With the price of oil hovering around $75, it's a good idea to start thinking about buying stocks exposed to rising capital spending from the oil and gas industry. While the usual suspects are oilfield services companies, there's also a number of industrial equipment companies with significant oil exposure. Let's take a look at them and why they are good ways to play the investing theme of higher oil prices.

Emerson Electric is on a roll

Not only is Emerson Electric (NYSE:EMR) continuing to generate mid-single-digit underlying growth in its commercial and residential solutions business (44% of third-quarter segment earnings comprising climate technologies and tools and home products), but it's seeing a strong cyclical recovery in its core automation solutions segment.

Oil rigs and an industrial site.

Image source: Getty Images.

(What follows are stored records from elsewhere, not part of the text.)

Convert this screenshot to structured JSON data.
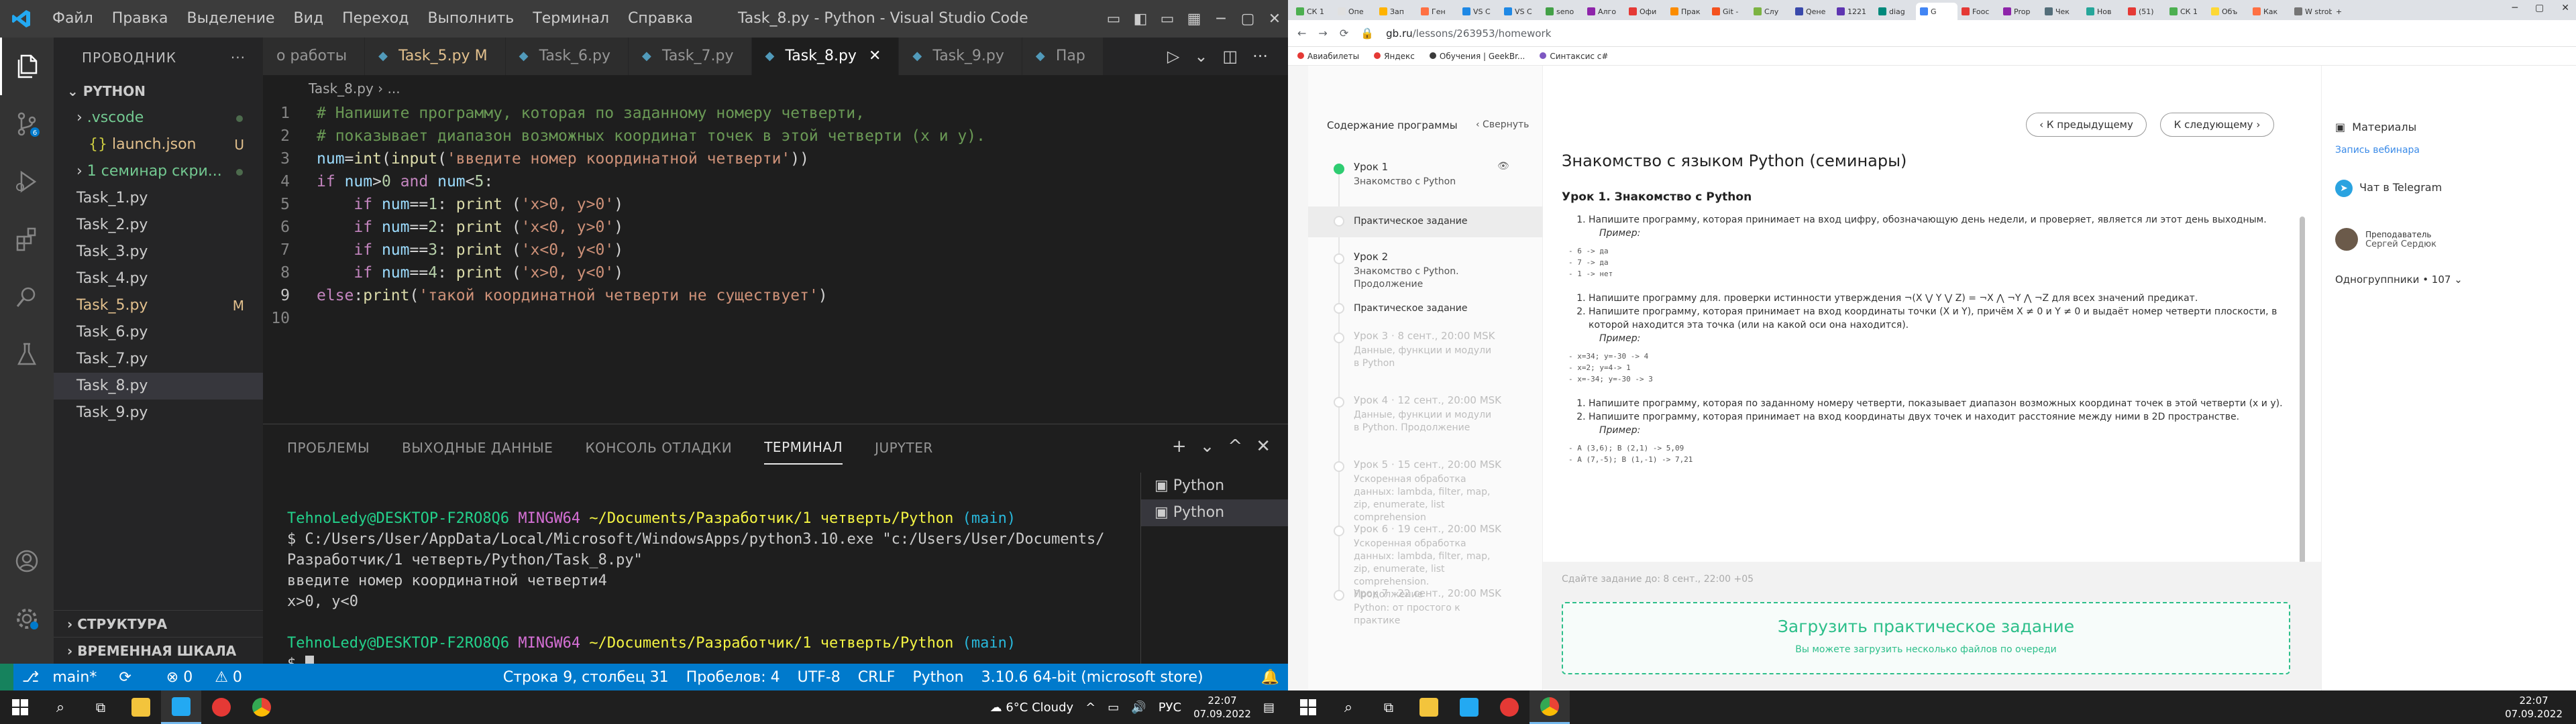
{
  "vscode": {
    "menu": [
      "Файл",
      "Правка",
      "Выделение",
      "Вид",
      "Переход",
      "Выполнить",
      "Терминал",
      "Справка"
    ],
    "title": "Task_8.py - Python - Visual Studio Code",
    "explorer": {
      "header": "ПРОВОДНИК",
      "folder": "PYTHON",
      "items": [
        {
          "label": ".vscode",
          "indent": 1,
          "state": "green"
        },
        {
          "label": "launch.json",
          "indent": 2,
          "state": "mod",
          "badge": "U"
        },
        {
          "label": "1 семинар скри...",
          "indent": 1,
          "state": "green"
        },
        {
          "label": "Task_1.py",
          "indent": 1,
          "state": ""
        },
        {
          "label": "Task_2.py",
          "indent": 1,
          "state": ""
        },
        {
          "label": "Task_3.py",
          "indent": 1,
          "state": ""
        },
        {
          "label": "Task_4.py",
          "indent": 1,
          "state": ""
        },
        {
          "label": "Task_5.py",
          "indent": 1,
          "state": "mod",
          "badge": "M"
        },
        {
          "label": "Task_6.py",
          "indent": 1,
          "state": ""
        },
        {
          "label": "Task_7.py",
          "indent": 1,
          "state": ""
        },
        {
          "label": "Task_8.py",
          "indent": 1,
          "state": "sel"
        },
        {
          "label": "Task_9.py",
          "indent": 1,
          "state": ""
        }
      ],
      "structure": "СТРУКТУРА",
      "timeline": "ВРЕМЕННАЯ ШКАЛА"
    },
    "tabs": [
      {
        "label": "о работы",
        "state": ""
      },
      {
        "label": "Task_5.py M",
        "state": "modified"
      },
      {
        "label": "Task_6.py",
        "state": ""
      },
      {
        "label": "Task_7.py",
        "state": ""
      },
      {
        "label": "Task_8.py",
        "state": "active"
      },
      {
        "label": "Task_9.py",
        "state": ""
      },
      {
        "label": "Пар",
        "state": ""
      }
    ],
    "breadcrumb": "Task_8.py › ...",
    "code_lines": [
      "# Напишите программу, которая по заданному номеру четверти,",
      "# показывает диапазон возможных координат точек в этой четверти (x и y).",
      "num=int(input('введите номер координатной четверти'))",
      "if num>0 and num<5:",
      "    if num==1: print ('x>0, y>0')",
      "    if num==2: print ('x<0, y>0')",
      "    if num==3: print ('x<0, y<0')",
      "    if num==4: print ('x>0, y<0')",
      "else:print('такой координатной четверти не существует')",
      ""
    ],
    "panel_tabs": [
      "ПРОБЛЕМЫ",
      "ВЫХОДНЫЕ ДАННЫЕ",
      "КОНСОЛЬ ОТЛАДКИ",
      "ТЕРМИНАЛ",
      "JUPYTER"
    ],
    "terminal": {
      "user": "TehnoLedy@DESKTOP-F2RO8Q6",
      "shell": "MINGW64",
      "path": "~/Documents/Разработчик/1 четверть/Python",
      "branch": "(main)",
      "cmd1": "$ C:/Users/User/AppData/Local/Microsoft/WindowsApps/python3.10.exe \"c:/Users/User/Documents/Разработчик/1 четверть/Python/Task_8.py\"",
      "out1": "введите номер координатной четверти4",
      "out2": "x>0, y<0",
      "prompt": "$ ",
      "list": [
        "Python",
        "Python"
      ]
    },
    "status": {
      "branch": "main*",
      "sync": "⟳",
      "errors": "⊗ 0",
      "warnings": "⚠ 0",
      "position": "Строка 9, столбец 31",
      "spaces": "Пробелов: 4",
      "encoding": "UTF-8",
      "eol": "CRLF",
      "language": "Python",
      "interpreter": "3.10.6 64-bit (microsoft store)"
    }
  },
  "browser": {
    "tabs": [
      "СК 1",
      "Опе",
      "Зап",
      "Ген",
      "VS C",
      "VS C",
      "seno",
      "Алго",
      "Офи",
      "Прак",
      "Git -",
      "Слу",
      "Qене",
      "1221",
      "diag",
      "G",
      "Fooc",
      "Prop",
      "Чек",
      "Нов",
      "(51)",
      "СК 1",
      "Объ",
      "Как",
      "W strob",
      "+"
    ],
    "url_host": "gb.ru",
    "url_path": "/lessons/263953/homework",
    "bookmarks": [
      "Авиабилеты",
      "Яндекс",
      "Обучения | GeekBr...",
      "Синтаксис c#"
    ]
  },
  "gb": {
    "nav_title": "Содержание программы",
    "collapse": "‹ Свернуть",
    "lessons": [
      {
        "num": "Урок 1",
        "name": "Знакомство с Python",
        "dim": false,
        "done": true
      },
      {
        "num": "Урок 2",
        "name": "Знакомство с Python. Продолжение",
        "dim": false,
        "done": false
      },
      {
        "num": "Урок 3 · 8 сент., 20:00 MSK",
        "name": "Данные, функции и модули в Python",
        "dim": true,
        "done": false
      },
      {
        "num": "Урок 4 · 12 сент., 20:00 MSK",
        "name": "Данные, функции и модули в Python. Продолжение",
        "dim": true,
        "done": false
      },
      {
        "num": "Урок 5 · 15 сент., 20:00 MSK",
        "name": "Ускоренная обработка данных: lambda, filter, map, zip, enumerate, list comprehension",
        "dim": true,
        "done": false
      },
      {
        "num": "Урок 6 · 19 сент., 20:00 MSK",
        "name": "Ускоренная обработка данных: lambda, filter, map, zip, enumerate, list comprehension. Продолжение",
        "dim": true,
        "done": false
      },
      {
        "num": "Урок 7 · 22 сент., 20:00 MSK",
        "name": "Python: от простого к практике",
        "dim": true,
        "done": false
      }
    ],
    "practice": "Практическое задание",
    "prev_btn": "‹  К предыдущему",
    "next_btn": "К следующему  ›",
    "title": "Знакомство с языком Python (семинары)",
    "subtitle": "Урок 1. Знакомство с Python",
    "tasks1": [
      "Напишите программу, которая принимает на вход цифру, обозначающую день недели, и проверяет, является ли этот день выходным."
    ],
    "example": "Пример:",
    "code1": "- 6 -> да\n- 7 -> да\n- 1 -> нет",
    "tasks2": [
      "Напишите программу для. проверки истинности утверждения ¬(X ⋁ Y ⋁ Z) = ¬X ⋀ ¬Y ⋀ ¬Z для всех значений предикат.",
      "Напишите программу, которая принимает на вход координаты точки (X и Y), причём X ≠ 0 и Y ≠ 0 и выдаёт номер четверти плоскости, в которой находится эта точка (или на какой оси она находится)."
    ],
    "code2": "- x=34; y=-30 -> 4\n- x=2; y=4-> 1\n- x=-34; y=-30 -> 3",
    "tasks3": [
      "Напишите программу, которая по заданному номеру четверти, показывает диапазон возможных координат точек в этой четверти (x и y).",
      "Напишите программу, которая принимает на вход координаты двух точек и находит расстояние между ними в 2D пространстве."
    ],
    "code3": "- A (3,6); B (2,1) -> 5,09\n- A (7,-5); B (1,-1) -> 7,21",
    "deadline": "Сдайте задание до: 8 сент., 22:00 +05",
    "upload_title": "Загрузить практическое задание",
    "upload_hint": "Вы можете загрузить несколько файлов по очереди",
    "right": {
      "materials": "Материалы",
      "recording": "Запись вебинара",
      "telegram": "Чат в Telegram",
      "teacher_role": "Преподаватель",
      "teacher_name": "Сергей Сердюк",
      "groupmates": "Одногруппники • 107"
    }
  },
  "taskbar_left": {
    "weather": "6°C Cloudy",
    "lang": "РУС",
    "time": "22:07",
    "date": "07.09.2022"
  },
  "taskbar_right": {
    "time": "22:07",
    "date": "07.09.2022"
  }
}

As you can see below, the company's overall sales growth has bounced strongly from the dark days of the 2015–2016 U.S. industrial recession -- a downturn largely caused by a slump in energy and mining commodity prices impacting heavy industries in the U.S.

Emerson Electric underlying sales growth.

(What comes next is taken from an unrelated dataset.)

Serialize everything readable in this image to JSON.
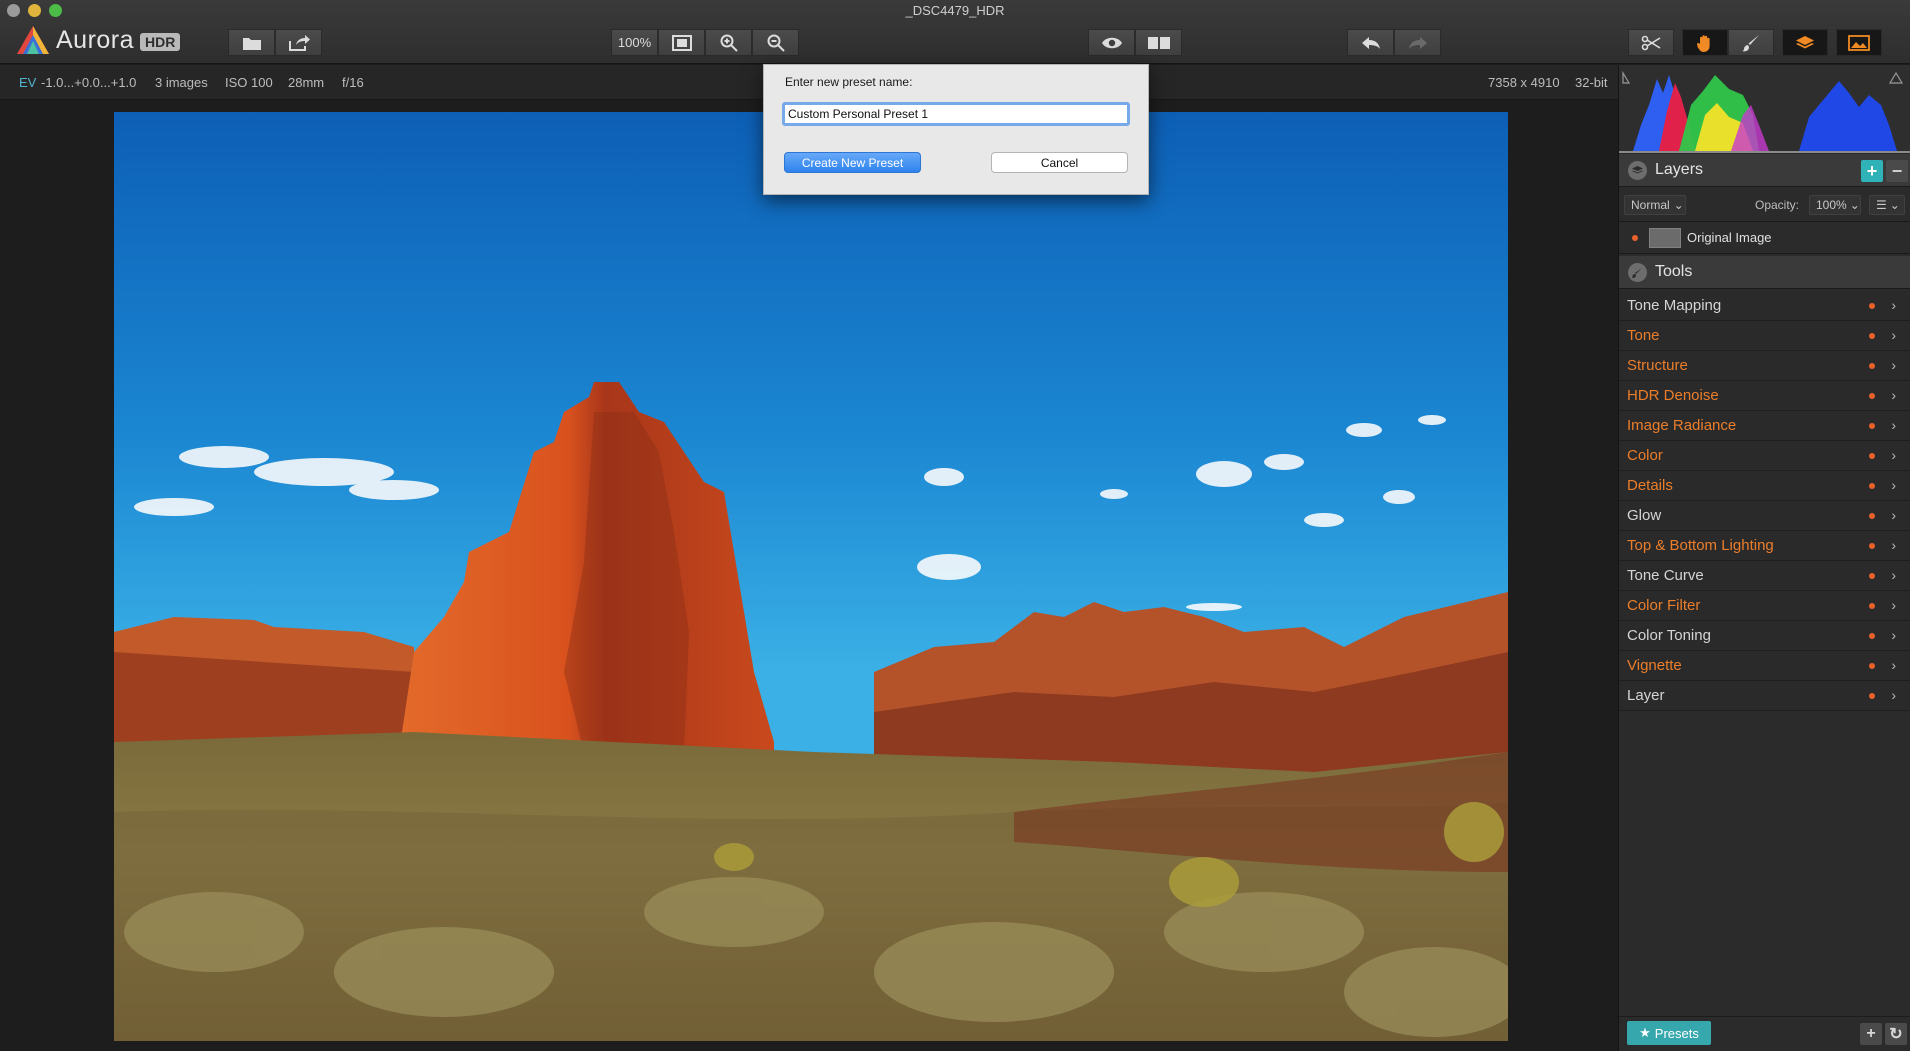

Data source: Emerson Electric presentations. Year-on-year growth. Chart by author.

Emerson has heavy exposure to process automation (oil and gas processing, chemical processing, etc.) in its automation solutions segment, and a recovery in spending is being driven by higher oil prices.

Moreover, the good news from the company's latest Securities and Exchange Commission (SEC) filing on order growth suggests more growth to come. According to the filing, Emerson's automation solutions underlying orders increased 8% in the trailing three months to August, with commercial and residential solutions underlying orders up 4% in the same period.

It's a safe bet that if oil prices stay around $75 or above, Emerson is likely to see continued order and sales growth in the future. And with CEO David Farr adding digital solutions to Emerson's portfolio by making opportunistic acquisitions, the company is well positioned for growth. 

Introducing Apergy Corporation

You could be forgiven for not having heard of Apergy Corporation (NYSE:APY), because it's only been a listed company since the end of April. The company was spun off from Dover Corp. and comprises a collection of the former Dover's upstream oil and gas businesses. 

Apergy's artificial lift and drilling technologies are almost entirely sold into the onshore rig market, and as you can see in the chart below, the onshore rig count -- the key metric to follow for Apergy's solutions -- has recovered notably better than the offshore rig count in the last five years.

WTI Crude Oil Spot Price Chart

WTI Crude Oil Spot Price data by YCharts.

The point is that the current price of oil has induced a recovery in onshore activity, and the benefits are being seen in Apergy's sales and earnings. The company's second-quarter earnings saw a 19% increase in year-on-year revenue accompanied by a 33% increase in earnings before interest, tax, depreciation, and amortization. Provided oil prices can stay at or exceed current levels, Apergy is likely to see earnings improvement.

Flowserve returns to form

Flowserve Corporation's (NYSE:FLS) engineered and industrial pumps, seals, and valves make it the very definition of a company with exposure to heavy industries. Oil and gas, chemicals, and power currently account for 36%, 22%, and 12%, respectively, of its bookings.

As such, the company's original equipment (OE) got hit by the U.S. industrial recession in 2015–2016. No matter; Flowserve currently garners around half of its sales from aftermarket sales, which are relatively stronger in a downturn. Moreover, the increase in oil prices and capital investment in chemicals -- as seen in Emerson's order trends above -- means Flowserve management has cause for optimism.

Indeed, as CEO Scott Rowe pointed out on the company's second-quarter earnings call, "we continue to believe the cycle has reversed course after a multiyear downturn, and we are optimistic that our markets will continue to strengthen."

Recent numbers serve to back up Rowe's optimism. For example, second-quarter OE sales increased 7.9% year on year in constant currency, with aftermarket sales up 10.2% on the same basis. Overall bookings were up 6.8%, with strength in oil and gas (up 12%) and chemicals (up 13%) offset by weakness in power (down 7%).

Moreover, thanks to a combination of improving end markets and management's so-called transformational initiatives, Wall Street analysts expect earnings to grow at a 25% rate in 2018 and 2019.

Three stocks to buy

If you believe that the current trend of rising oil prices is sustainable and/or you are looking to balance your portfolio by buying stocks that benefit from energy price increases, then all three are attractive. Flowserve is recovering from a difficult period, and management still has work to do, so it offers a turnaround story to boot.

Emerson Electric probably has the highest quality of earnings and represents a relatively safe way to play the theme. Meanwhile, Apergy has the biggest exposure to rising energy prices. There's something for every investor in these three companies.

Lee Samaha has no position in any of the stocks mentioned. The Motley Fool has no position in any of the stocks mentioned. The Motley Fool has a disclosure policy.